Recipe: Two Ingredient Pancakes {Whole30}

by Cate on October 20, 2016

Two ingredient pancakes that come together lickety-split AND are super healthy? I’ve got you covered.


Even though I make pancakes for my kids fairly often, I’ll be the first to admit it … I don’t really like pancakes. I can count on one hand how many times I’ve had pancakes over the past ten years, and I’d still have fingers leftover.

Just not my thing.

But what IS my thing is changing up breakfast a little bit, especially while doing Whole30, so it’s not eggs every day.

Because a person can only eat so many eggs.

So when I spied a mention for two ingredients pancakes, I was intrigued.



That’s it.

They take just a minute or two to mash and mix, and before you know it, you’re already putting them on your hot griddle to cook.

Sidebar: If you’re doing Whole30, you’ll want to use ghee or coconut oil in your pan, to keep compliant. Everyone else can use straight-up butter.

Because these pancakes don’t have the heaviness of their flour-filled counterparts, they cook up super quick. Like, just a minute or so on each side and you’ll be digging into a heaping plate of pancakes in no time flat.

And the taste?

Delish. I know it sounds weird, but they kind of taste like they have maple syrup inside them. Which, of course, they don’t.

They’re slightly sweet, and moist, and tender, and the perfect thing for when you just can’t look at another egg breakfast.

And because they have just two ingredients, they also satisfy the requirements if you are paleo, gluten-free, dairy free, grain free, or sugar-free.

Dig in.

Hungry for more breakfast ideas?
This Egg and Kale Breakfast Quiche is perfect when you’re looking for something a little heartier.
This Danish recipe that I created for Pillsbury is amazeballs.
Cinnamon Roll Muffins are a tasty, sweet bite that is perfect to pop into your mouth as you head out the door.
And these Banana Espresso Chocolate Chip Muffins will always be my kids’ favorite weekday breakfast.

Two Ingredient Pancakes

One banana
Two eggs

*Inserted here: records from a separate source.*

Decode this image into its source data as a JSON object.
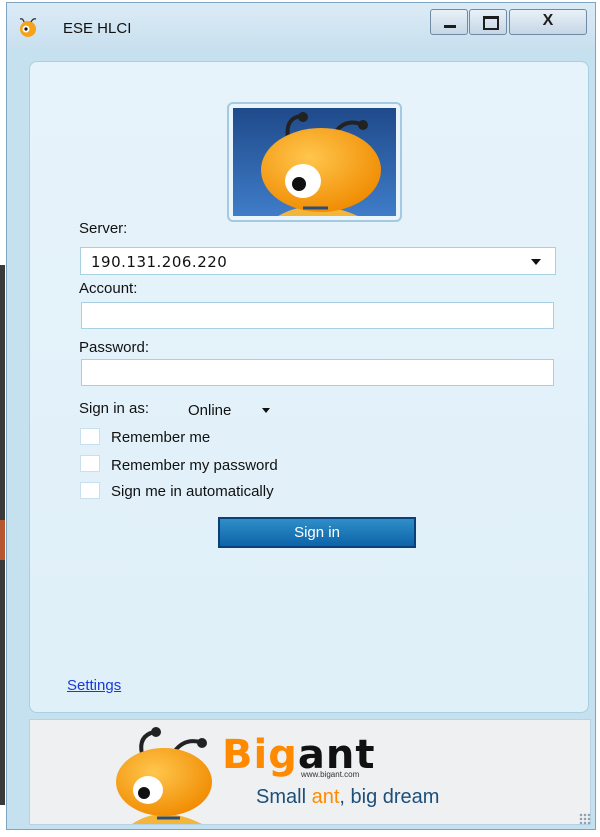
{
  "window": {
    "title": "ESE HLCI",
    "close_glyph": "X"
  },
  "icons": {
    "app": "ant-mascot-icon",
    "minimize": "minimize-icon",
    "maximize": "maximize-icon",
    "close": "close-icon",
    "dropdown": "chevron-down-icon"
  },
  "login": {
    "server_label": "Server:",
    "server_value": "190.131.206.220",
    "account_label": "Account:",
    "account_value": "",
    "password_label": "Password:",
    "password_value": "",
    "sign_in_as_label": "Sign in as:",
    "status_value": "Online",
    "checkboxes": [
      {
        "label": "Remember me",
        "checked": false
      },
      {
        "label": "Remember my password",
        "checked": false
      },
      {
        "label": "Sign me in automatically",
        "checked": false
      }
    ],
    "sign_in_button": "Sign in",
    "settings_link": "Settings"
  },
  "banner": {
    "brand_part1": "Big",
    "brand_part2": "ant",
    "url": "www.bigant.com",
    "slogan_a": "Small ",
    "slogan_b": "ant",
    "slogan_c": ", big dream"
  },
  "colors": {
    "accent": "#0d63a8",
    "brand_orange": "#ff8a00",
    "link": "#1a3ad6"
  }
}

Peel the banana and mash it in a medium bowl, breaking up any large pieces. In a separate small bowl, whisk the eggs together and then add the eggs to the mashed banana and stir until everything is combined. The batter will be very thin because of the absence of flour. Heat a pan or griddle over medium heat: Add a little butter or ghee to the pan to prevent sticking, and add the batter to the griddle, using approximately 2-3 tablespoons of batter for each pancake. Because the batter is thinner than usual, you want to keep the pancakes a bit on the smaller side. Cook for about 1 minute, or until the bottoms look browned and golden. The edges will start to set, but the middle will still be loose. Gently flip them (a metal spatula is best), and cook the pancake for another minute or so, until the other side is also golden-brown. Serve and eat immediately.

Yields: approximately 8 pancakes

Be Sociable, Share!

{ 1 comment… read it below or add one }

Jessi October 8, 2017 at 2:36 pm

Pancakes are not whole 30 compliant. No matter what ingredients you use. No recreation of any type of breads/pancakes/etc. are allowed. “Sometimes, we feel like if we have to have one more conversation about pancakes, we might explode. No, you can’t have pancakes. Yes, even if they’re just bananas and eggs. First, they are explicitly ruled out in the Whole30 program guidelines. This should be enough of a reason, but in case you’re still wondering why (they’re just bananas and eggs!)…Pancakes in any form do not encourage success with the Whole30 program. Reaching your health goals depends on committing to both the rules and the spirit and intention of the program. The Whole30 is designed to change your relationship with food, first and foremost. And the psychological impact of eating pancakes as part of your healthy eating, life-changing plan cannot be ignored. Eating eggs, a banana, and some olive oil is not the same as combining those ingredients into a pancake. There are studies that show that how your brain perceives the food influences satiation. This is often cited with liquid food (smoothies or shakes, as we reference in the back of It Starts With Food), but experientially we see this with whole foods as well, depending on how they are combined. Pancakes bring up a totally different psychological response than frying some eggs and eating a banana. And it’s that psychological response that we are trying to target with the program.You may not have an affinity for pancakes, but we find that most people who complete our program do best without any of these comfort/trigger/reminiscent-of-the-SAD-stuff-you-used-to-eat foods. So, because we need to create one program that applies to as many people as possible, we rule these Paleo recreations out. In our vast experience, this sets everyone up for the best Whole30success possible. And, of course, what you choose to do after your 30 days are up is entirely up to you.” – See more at:


Leave a Comment

CommentLuv badge

Previous post:

Next post: